▶ What is being asked: An exact reproduction of all entries is expected.

Data for the task section start

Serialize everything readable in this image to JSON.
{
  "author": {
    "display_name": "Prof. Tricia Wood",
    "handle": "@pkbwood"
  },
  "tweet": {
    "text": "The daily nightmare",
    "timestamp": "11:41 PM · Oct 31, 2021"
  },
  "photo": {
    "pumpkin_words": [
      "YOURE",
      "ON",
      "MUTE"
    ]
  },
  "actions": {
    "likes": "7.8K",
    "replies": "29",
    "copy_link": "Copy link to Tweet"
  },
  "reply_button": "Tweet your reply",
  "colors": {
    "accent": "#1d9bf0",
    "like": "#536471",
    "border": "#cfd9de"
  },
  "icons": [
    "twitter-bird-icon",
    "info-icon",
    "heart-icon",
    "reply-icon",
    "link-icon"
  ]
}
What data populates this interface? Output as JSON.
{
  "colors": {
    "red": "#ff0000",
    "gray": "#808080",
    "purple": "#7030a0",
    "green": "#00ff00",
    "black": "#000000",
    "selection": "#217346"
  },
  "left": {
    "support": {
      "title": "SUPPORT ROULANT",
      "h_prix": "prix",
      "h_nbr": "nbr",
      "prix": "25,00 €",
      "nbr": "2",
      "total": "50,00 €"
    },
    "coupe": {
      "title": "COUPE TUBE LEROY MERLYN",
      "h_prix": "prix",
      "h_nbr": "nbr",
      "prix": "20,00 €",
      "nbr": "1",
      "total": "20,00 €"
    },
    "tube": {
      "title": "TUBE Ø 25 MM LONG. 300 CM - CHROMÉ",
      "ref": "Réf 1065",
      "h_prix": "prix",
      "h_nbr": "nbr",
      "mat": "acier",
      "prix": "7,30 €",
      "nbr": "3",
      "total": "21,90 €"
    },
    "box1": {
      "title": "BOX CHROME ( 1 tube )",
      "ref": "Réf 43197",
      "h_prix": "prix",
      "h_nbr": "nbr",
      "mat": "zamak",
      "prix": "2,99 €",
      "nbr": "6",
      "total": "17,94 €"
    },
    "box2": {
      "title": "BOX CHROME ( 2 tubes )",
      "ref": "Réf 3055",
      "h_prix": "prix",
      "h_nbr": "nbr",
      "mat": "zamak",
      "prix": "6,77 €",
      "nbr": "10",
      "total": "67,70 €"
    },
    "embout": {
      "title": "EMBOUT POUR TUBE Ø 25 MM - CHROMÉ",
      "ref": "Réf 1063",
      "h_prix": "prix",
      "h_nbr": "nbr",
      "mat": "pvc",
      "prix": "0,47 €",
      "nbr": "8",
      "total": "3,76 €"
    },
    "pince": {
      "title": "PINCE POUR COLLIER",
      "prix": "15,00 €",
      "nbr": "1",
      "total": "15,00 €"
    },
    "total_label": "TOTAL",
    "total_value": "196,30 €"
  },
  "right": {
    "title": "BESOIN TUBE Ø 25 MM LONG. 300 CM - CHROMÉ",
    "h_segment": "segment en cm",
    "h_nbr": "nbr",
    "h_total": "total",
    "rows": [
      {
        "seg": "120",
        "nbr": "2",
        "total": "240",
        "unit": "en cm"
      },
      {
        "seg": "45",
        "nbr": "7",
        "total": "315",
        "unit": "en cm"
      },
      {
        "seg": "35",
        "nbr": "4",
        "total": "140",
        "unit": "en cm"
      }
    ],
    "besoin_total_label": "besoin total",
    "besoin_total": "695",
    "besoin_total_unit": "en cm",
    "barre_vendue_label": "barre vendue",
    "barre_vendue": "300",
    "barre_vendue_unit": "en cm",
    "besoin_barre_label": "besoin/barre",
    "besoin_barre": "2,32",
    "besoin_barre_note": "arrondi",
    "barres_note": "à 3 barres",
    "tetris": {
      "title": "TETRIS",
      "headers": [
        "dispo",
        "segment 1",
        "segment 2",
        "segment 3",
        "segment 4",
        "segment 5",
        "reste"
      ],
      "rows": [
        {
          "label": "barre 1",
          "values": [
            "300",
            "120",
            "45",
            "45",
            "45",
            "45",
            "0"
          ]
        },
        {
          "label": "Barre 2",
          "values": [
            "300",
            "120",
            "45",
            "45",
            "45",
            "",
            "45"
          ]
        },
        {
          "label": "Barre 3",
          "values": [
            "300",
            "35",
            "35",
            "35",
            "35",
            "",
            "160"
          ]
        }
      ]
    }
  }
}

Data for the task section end

▶ The answer:
Serialize everything readable in this image to JSON.
{
  "author": {
    "display_name": "Prof. Tricia Wood",
    "handle": "@pkbwood"
  },
  "tweet": {
    "text": "The daily nightmare",
    "timestamp": "11:41 PM · Oct 31, 2021"
  },
  "photo": {
    "pumpkin_words": [
      "YOURE",
      "ON",
      "MUTE"
    ]
  },
  "actions": {
    "likes": "7.8K",
    "replies": "29",
    "copy_link": "Copy link to Tweet"
  },
  "reply_button": "Tweet your reply",
  "colors": {
    "accent": "#1d9bf0",
    "like": "#536471",
    "border": "#cfd9de"
  },
  "icons": [
    "twitter-bird-icon",
    "info-icon",
    "heart-icon",
    "reply-icon",
    "link-icon"
  ]
}
What data populates this interface? Output as JSON.
{
  "colors": {
    "red": "#ff0000",
    "gray": "#808080",
    "purple": "#7030a0",
    "green": "#00ff00",
    "black": "#000000",
    "selection": "#217346"
  },
  "left": {
    "support": {
      "title": "SUPPORT ROULANT",
      "h_prix": "prix",
      "h_nbr": "nbr",
      "prix": "25,00 €",
      "nbr": "2",
      "total": "50,00 €"
    },
    "coupe": {
      "title": "COUPE TUBE LEROY MERLYN",
      "h_prix": "prix",
      "h_nbr": "nbr",
      "prix": "20,00 €",
      "nbr": "1",
      "total": "20,00 €"
    },
    "tube": {
      "title": "TUBE Ø 25 MM LONG. 300 CM - CHROMÉ",
      "ref": "Réf 1065",
      "h_prix": "prix",
      "h_nbr": "nbr",
      "mat": "acier",
      "prix": "7,30 €",
      "nbr": "3",
      "total": "21,90 €"
    },
    "box1": {
      "title": "BOX CHROME ( 1 tube )",
      "ref": "Réf 43197",
      "h_prix": "prix",
      "h_nbr": "nbr",
      "mat": "zamak",
      "prix": "2,99 €",
      "nbr": "6",
      "total": "17,94 €"
    },
    "box2": {
      "title": "BOX CHROME ( 2 tubes )",
      "ref": "Réf 3055",
      "h_prix": "prix",
      "h_nbr": "nbr",
      "mat": "zamak",
      "prix": "6,77 €",
      "nbr": "10",
      "total": "67,70 €"
    },
    "embout": {
      "title": "EMBOUT POUR TUBE Ø 25 MM - CHROMÉ",
      "ref": "Réf 1063",
      "h_prix": "prix",
      "h_nbr": "nbr",
      "mat": "pvc",
      "prix": "0,47 €",
      "nbr": "8",
      "total": "3,76 €"
    },
    "pince": {
      "title": "PINCE POUR COLLIER",
      "prix": "15,00 €",
      "nbr": "1",
      "total": "15,00 €"
    },
    "total_label": "TOTAL",
    "total_value": "196,30 €"
  },
  "right": {
    "title": "BESOIN TUBE Ø 25 MM LONG. 300 CM - CHROMÉ",
    "h_segment": "segment en cm",
    "h_nbr": "nbr",
    "h_total": "total",
    "rows": [
      {
        "seg": "120",
        "nbr": "2",
        "total": "240",
        "unit": "en cm"
      },
      {
        "seg": "45",
        "nbr": "7",
        "total": "315",
        "unit": "en cm"
      },
      {
        "seg": "35",
        "nbr": "4",
        "total": "140",
        "unit": "en cm"
      }
    ],
    "besoin_total_label": "besoin total",
    "besoin_total": "695",
    "besoin_total_unit": "en cm",
    "barre_vendue_label": "barre vendue",
    "barre_vendue": "300",
    "barre_vendue_unit": "en cm",
    "besoin_barre_label": "besoin/barre",
    "besoin_barre": "2,32",
    "besoin_barre_note": "arrondi",
    "barres_note": "à 3 barres",
    "tetris": {
      "title": "TETRIS",
      "headers": [
        "dispo",
        "segment 1",
        "segment 2",
        "segment 3",
        "segment 4",
        "segment 5",
        "reste"
      ],
      "rows": [
        {
          "label": "barre 1",
          "values": [
            "300",
            "120",
            "45",
            "45",
            "45",
            "45",
            "0"
          ]
        },
        {
          "label": "Barre 2",
          "values": [
            "300",
            "120",
            "45",
            "45",
            "45",
            "",
            "45"
          ]
        },
        {
          "label": "Barre 3",
          "values": [
            "300",
            "35",
            "35",
            "35",
            "35",
            "",
            "160"
          ]
        }
      ]
    }
  }
}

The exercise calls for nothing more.